This piece is written in response to the Islip Bulletin’s Dec. 19, 2019 coverage of the dam that broke on its own in West Brook within Connetquot State Park. This …
This piece is written in response to the Islip Bulletin’s Dec. 19, 2019 coverage of the dam that broke on its own in West Brook within Connetquot State Park. This is an issue of the few vs. the many. On the side of the few are sports fishermen, namely Richard Remmer, owner of the Snapper Inn. Mr. Remmer last held the presidency of the Friends of Connetquot in 2007, a nonprofit group that supports Connetquot State Park. The article mistakenly refers to Mr. Remmer as the “regional commissioner for the department,” which we assume the writer meant as the New York State Department of Environmental Conservation. Mr. Remmer wants the dam replaced. On the side of the many are government agencies and environmental groups, like the DEC (the government); the environmentalists are Seatuck and Save the Great South Bay. The government and environmentalists do not want to replace the dam.
We have reached a breaking point. Historians estimate that in its heyday, the Great South Bay harvested 70 percent of the nation’s clams. But times have changed. When West Brook was built, before 1900, these ponds were built for gristmills and harvesting ice. Such man-made ponds dot Long Island. They have become a nostalgic beacon of a different time, a time when sports fisherman could dip their fishing poles in man-made ponds to enjoy nature. We don’t blame them. But their leisure is now achieved at our expense. Our needs today are far different than they were back in the 1900s.

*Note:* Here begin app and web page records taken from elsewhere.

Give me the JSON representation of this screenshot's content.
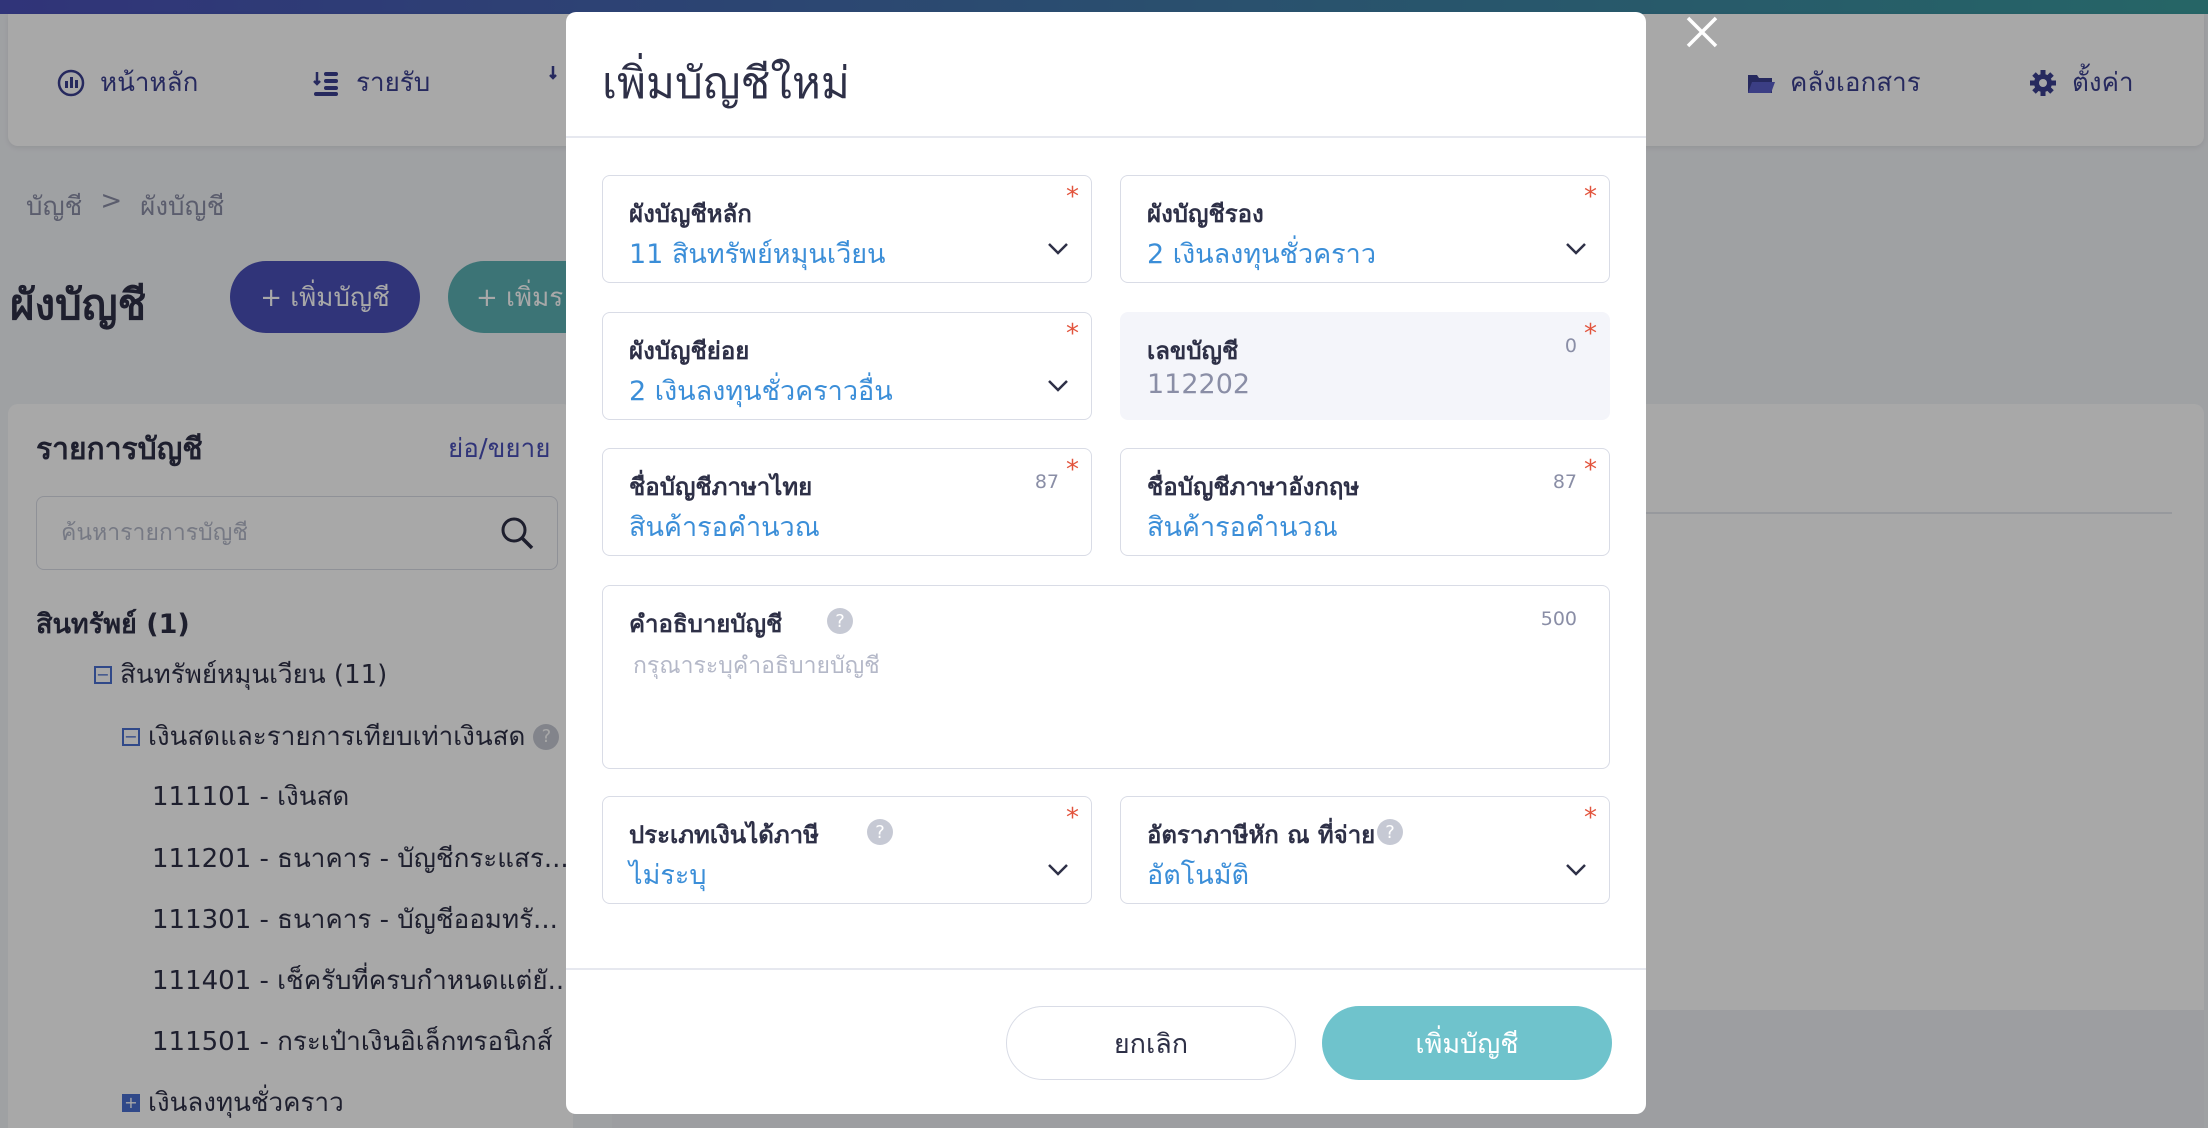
{
  "nav": {
    "items": [
      {
        "label": "หน้าหลัก",
        "icon": "chart-icon"
      },
      {
        "label": "รายรับ",
        "icon": "coins-icon"
      },
      {
        "label": "คลังเอกสาร",
        "icon": "folder-icon"
      },
      {
        "label": "ตั้งค่า",
        "icon": "gear-icon"
      }
    ]
  },
  "breadcrumb": {
    "root": "บัญชี",
    "separator": ">",
    "current": "ผังบัญชี"
  },
  "page": {
    "title": "ผังบัญชี",
    "add_account_label": "+ เพิ่มบัญชี",
    "add_other_label": "+ เพิ่มร"
  },
  "left_panel": {
    "title": "รายการบัญชี",
    "toggle_label": "ย่อ/ขยาย",
    "search_placeholder": "ค้นหารายการบัญชี",
    "tree": {
      "root": "สินทรัพย์ (1)",
      "group": "สินทรัพย์หมุนเวียน (11)",
      "subgroup": "เงินสดและรายการเทียบเท่าเงินสด",
      "accounts": [
        "111101 - เงินสด",
        "111201 - ธนาคาร - บัญชีกระแสร...",
        "111301 - ธนาคาร - บัญชีออมทรั...",
        "111401 - เช็ครับที่ครบกำหนดแต่ยั...",
        "111501 - กระเป๋าเงินอิเล็กทรอนิกส์"
      ],
      "collapsed_group": "เงินลงทุนชั่วคราว"
    }
  },
  "modal": {
    "title": "เพิ่มบัญชีใหม่",
    "fields": {
      "main_chart": {
        "label": "ผังบัญชีหลัก",
        "value": "11 สินทรัพย์หมุนเวียน",
        "required": "*"
      },
      "sub_chart": {
        "label": "ผังบัญชีรอง",
        "value": "2 เงินลงทุนชั่วคราว",
        "required": "*"
      },
      "minor_chart": {
        "label": "ผังบัญชีย่อย",
        "value": "2 เงินลงทุนชั่วคราวอื่น",
        "required": "*"
      },
      "account_number": {
        "label": "เลขบัญชี",
        "value": "112202",
        "count": "0",
        "required": "*"
      },
      "name_th": {
        "label": "ชื่อบัญชีภาษาไทย",
        "value": "สินค้ารอคำนวณ",
        "count": "87",
        "required": "*"
      },
      "name_en": {
        "label": "ชื่อบัญชีภาษาอังกฤษ",
        "value": "สินค้ารอคำนวณ",
        "count": "87",
        "required": "*"
      },
      "description": {
        "label": "คำอธิบายบัญชี",
        "placeholder": "กรุณาระบุคำอธิบายบัญชี",
        "count": "500"
      },
      "income_type": {
        "label": "ประเภทเงินได้ภาษี",
        "value": "ไม่ระบุ",
        "required": "*"
      },
      "withholding_rate": {
        "label": "อัตราภาษีหัก ณ ที่จ่าย",
        "value": "อัตโนมัติ",
        "required": "*"
      }
    },
    "cancel_label": "ยกเลิก",
    "submit_label": "เพิ่มบัญชี"
  },
  "help_glyph": "?"
}
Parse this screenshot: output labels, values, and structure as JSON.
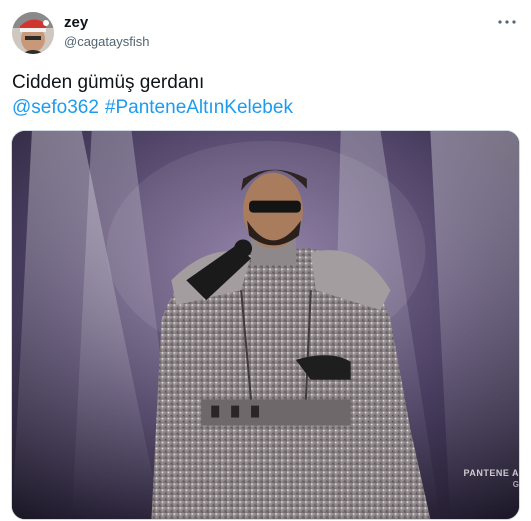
{
  "tweet": {
    "author_name": "zey",
    "author_handle": "@cagataysfish",
    "more_icon": "more-horizontal-icon",
    "text_line1": "Cidden gümüş gerdanı",
    "mention": "@sefo362",
    "hashtag": "#PanteneAltınKelebek",
    "media_watermark": "PANTENE A",
    "media_watermark2": "G",
    "colors": {
      "link": "#1d9bf0",
      "text": "#0f1419",
      "secondary": "#536471",
      "border": "#cfd9de"
    }
  }
}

As of our most recent census in 2010, 44,000 people live in South Shore towns from East Islip to Sayville (East Islip, 14,000; Great River, 1,500; Oakdale, 7900; Sayville, 16,000; and West Sayville, 5000). That’s a far cry from the 1,000-2,000 people that lived here in the 1900s, when dams like West Brook were built. Our clamming industry has died because the Great South Bay has become polluted. And the solution to pollution really is dilution. By that we mean Great South Bay’s polluted waters would benefit from the infusion of clean water from Long Island’s many underground streams, like West Brook.

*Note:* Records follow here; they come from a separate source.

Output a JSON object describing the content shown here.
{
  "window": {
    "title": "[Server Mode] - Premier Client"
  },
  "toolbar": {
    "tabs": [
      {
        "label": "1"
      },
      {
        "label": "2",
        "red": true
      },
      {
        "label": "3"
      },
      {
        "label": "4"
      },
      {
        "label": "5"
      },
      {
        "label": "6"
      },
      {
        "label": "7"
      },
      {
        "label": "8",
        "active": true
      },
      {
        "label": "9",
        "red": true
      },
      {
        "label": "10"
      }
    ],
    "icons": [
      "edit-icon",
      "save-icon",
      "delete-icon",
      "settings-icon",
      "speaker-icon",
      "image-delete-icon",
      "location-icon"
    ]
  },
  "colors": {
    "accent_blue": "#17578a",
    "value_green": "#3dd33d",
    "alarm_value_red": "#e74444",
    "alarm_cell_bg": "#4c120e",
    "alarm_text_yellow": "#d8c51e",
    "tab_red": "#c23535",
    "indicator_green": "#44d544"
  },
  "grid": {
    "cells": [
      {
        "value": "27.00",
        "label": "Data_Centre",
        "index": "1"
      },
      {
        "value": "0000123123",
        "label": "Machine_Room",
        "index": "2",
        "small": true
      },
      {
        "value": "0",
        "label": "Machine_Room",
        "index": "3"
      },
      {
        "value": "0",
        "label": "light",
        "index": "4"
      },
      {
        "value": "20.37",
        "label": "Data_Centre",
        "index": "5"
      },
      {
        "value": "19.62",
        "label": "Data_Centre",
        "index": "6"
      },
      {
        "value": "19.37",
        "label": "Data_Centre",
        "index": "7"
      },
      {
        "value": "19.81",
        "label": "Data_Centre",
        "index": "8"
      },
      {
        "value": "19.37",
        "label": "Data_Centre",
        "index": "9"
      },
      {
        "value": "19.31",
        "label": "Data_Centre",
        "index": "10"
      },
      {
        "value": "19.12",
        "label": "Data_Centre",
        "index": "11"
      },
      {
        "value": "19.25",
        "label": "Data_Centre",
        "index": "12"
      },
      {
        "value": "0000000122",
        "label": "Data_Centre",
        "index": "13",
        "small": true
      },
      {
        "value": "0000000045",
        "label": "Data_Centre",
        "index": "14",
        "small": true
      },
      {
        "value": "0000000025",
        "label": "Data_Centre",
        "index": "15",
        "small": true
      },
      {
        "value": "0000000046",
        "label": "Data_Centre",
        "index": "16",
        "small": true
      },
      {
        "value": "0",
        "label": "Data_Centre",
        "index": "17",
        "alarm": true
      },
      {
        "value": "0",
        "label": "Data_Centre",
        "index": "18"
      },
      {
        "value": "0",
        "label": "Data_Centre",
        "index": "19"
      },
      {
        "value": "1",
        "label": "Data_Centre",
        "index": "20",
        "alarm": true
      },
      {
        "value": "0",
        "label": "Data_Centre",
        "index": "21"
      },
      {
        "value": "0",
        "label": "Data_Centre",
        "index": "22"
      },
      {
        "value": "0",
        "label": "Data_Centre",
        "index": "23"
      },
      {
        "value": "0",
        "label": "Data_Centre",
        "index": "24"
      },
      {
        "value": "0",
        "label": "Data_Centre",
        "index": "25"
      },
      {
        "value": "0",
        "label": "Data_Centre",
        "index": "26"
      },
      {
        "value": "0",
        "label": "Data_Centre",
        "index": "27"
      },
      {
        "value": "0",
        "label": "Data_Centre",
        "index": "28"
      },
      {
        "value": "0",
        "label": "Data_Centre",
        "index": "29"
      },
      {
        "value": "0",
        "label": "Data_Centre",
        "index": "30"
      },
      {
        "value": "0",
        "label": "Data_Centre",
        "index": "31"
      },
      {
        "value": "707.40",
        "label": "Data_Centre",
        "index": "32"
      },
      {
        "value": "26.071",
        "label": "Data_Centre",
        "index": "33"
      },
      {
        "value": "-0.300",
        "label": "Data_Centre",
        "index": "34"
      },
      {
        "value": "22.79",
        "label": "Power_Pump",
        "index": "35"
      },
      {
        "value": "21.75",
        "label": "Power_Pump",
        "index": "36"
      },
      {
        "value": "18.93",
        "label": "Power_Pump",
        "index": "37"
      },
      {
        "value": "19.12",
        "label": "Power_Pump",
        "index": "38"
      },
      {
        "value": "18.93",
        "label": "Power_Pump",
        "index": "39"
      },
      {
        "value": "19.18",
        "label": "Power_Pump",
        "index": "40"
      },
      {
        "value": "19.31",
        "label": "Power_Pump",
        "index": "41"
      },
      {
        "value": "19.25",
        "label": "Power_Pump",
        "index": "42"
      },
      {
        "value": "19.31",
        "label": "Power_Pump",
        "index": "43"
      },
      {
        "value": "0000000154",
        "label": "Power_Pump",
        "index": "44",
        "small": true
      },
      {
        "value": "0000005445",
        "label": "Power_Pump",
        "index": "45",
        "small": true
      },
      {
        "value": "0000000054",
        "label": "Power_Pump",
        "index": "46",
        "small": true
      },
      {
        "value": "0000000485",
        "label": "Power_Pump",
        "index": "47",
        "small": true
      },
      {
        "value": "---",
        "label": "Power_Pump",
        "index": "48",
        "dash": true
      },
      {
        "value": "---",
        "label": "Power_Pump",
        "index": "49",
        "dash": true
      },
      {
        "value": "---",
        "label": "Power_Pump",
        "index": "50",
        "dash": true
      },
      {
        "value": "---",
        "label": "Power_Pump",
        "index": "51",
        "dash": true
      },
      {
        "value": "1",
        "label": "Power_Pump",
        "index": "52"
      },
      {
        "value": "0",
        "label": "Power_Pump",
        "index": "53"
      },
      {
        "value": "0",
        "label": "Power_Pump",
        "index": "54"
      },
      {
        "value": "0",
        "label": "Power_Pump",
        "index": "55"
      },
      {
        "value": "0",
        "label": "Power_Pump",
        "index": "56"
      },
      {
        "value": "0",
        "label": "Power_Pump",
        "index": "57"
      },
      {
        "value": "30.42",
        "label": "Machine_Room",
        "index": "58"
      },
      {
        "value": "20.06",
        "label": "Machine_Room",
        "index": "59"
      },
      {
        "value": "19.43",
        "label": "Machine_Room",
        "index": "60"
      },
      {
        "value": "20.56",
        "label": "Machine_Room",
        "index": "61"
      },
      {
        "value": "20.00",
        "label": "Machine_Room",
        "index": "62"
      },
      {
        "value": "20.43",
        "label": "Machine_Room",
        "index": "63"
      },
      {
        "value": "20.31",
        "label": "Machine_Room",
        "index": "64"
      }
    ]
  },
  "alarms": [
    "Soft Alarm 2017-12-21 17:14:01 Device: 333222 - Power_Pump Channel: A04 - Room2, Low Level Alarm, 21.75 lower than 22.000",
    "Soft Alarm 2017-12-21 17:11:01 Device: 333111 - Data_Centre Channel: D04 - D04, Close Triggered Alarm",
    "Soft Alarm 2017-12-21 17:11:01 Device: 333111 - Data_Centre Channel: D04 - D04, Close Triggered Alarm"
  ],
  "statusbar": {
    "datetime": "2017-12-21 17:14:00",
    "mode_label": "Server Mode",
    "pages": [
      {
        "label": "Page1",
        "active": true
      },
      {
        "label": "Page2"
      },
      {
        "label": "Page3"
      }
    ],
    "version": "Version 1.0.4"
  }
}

There are three hidden problems with damming such creeks: 1) destruction of native fish and wildlife 2) introduction of invasive plant and shellfish and 3) stifling of wetlands that clean the bay. Artificial ponds heat waters in shallow ponds that harm local fish populations. Downstream, sediment is deposited in the now warmer waters that are the perfect habitat for invasive vegetation and shellfish. As to the wetlands, when clean water flows naturally, it creates downstream wetlands. Dammed ponds create impoundments, hard-packed dirt that dries up without flowing water. Wetlands serve as nature’s filters. When water laps up against the shores, especially during high tide, it deposits contaminants in those grasses. Clean water is returned to the bay as a result.
We are the source of our own demise. By polluting our bay, including dumping phosphates and nitrates from our cesspools and lawns, we didn’t just kill our clam industry, which is what drew settlers to Long Island in the first place. We are also killing coastal plants, in wetlands and across the entire shoreline. Those plants need oxygen from the water to live. That oxygen is choked out by nitrates and phosphates. What does it matter if we lose a few plants? Those very same plants serve as a buffer. That buffer protects our homes during storms and the seasonal floods that are more frequent these days.
We can no longer afford to trap the clean water of West Brook. We must let it flow. It’s almost self-evident when one considers there is a fishable impoundment within walking distance of West Brook. Given West Brook broke on its own, we now have a unique opportunity. West Brook can be our pilot. We can demonstrate that the infusion of fresh waters is so beneficial, it warrants the planned unleashing of waters from the coastal, artificial ponds throughout Long Island. The fresh waters and restored wetlands will act together to clean the bay’s waters so it can sustain the plant life needed to protect our homes.
If we’re going to look back to the 1900s at the case for sports fishermen looking to re-dam West Brook, let us look even further back. I propose the 1860s. Like “The Great Gatsby’s” Dutch sailors, that’s when families like the Ockers, Van Poperings, Van Wyens, Vander Borghs and Westerbekes started settling in Oakdale and West Sayville. They came here from Holland, full of dreams. They dreamt of making a new life in this New World harvesting the abundant shellfish on our shores. And they did it! The shellfish they harvested built our roads. They made our community what it is.
We are bound by that promise. To live up to it, we need to let West Brook flow. We need to take many steps like it if we are to save the Great South Bay. We must return our beautiful lagoon to its original state. We must return it so our children and their children’s children can once again make a living from its shores—just like the dreams of Dutch sailors who set foot on our shores to build a new life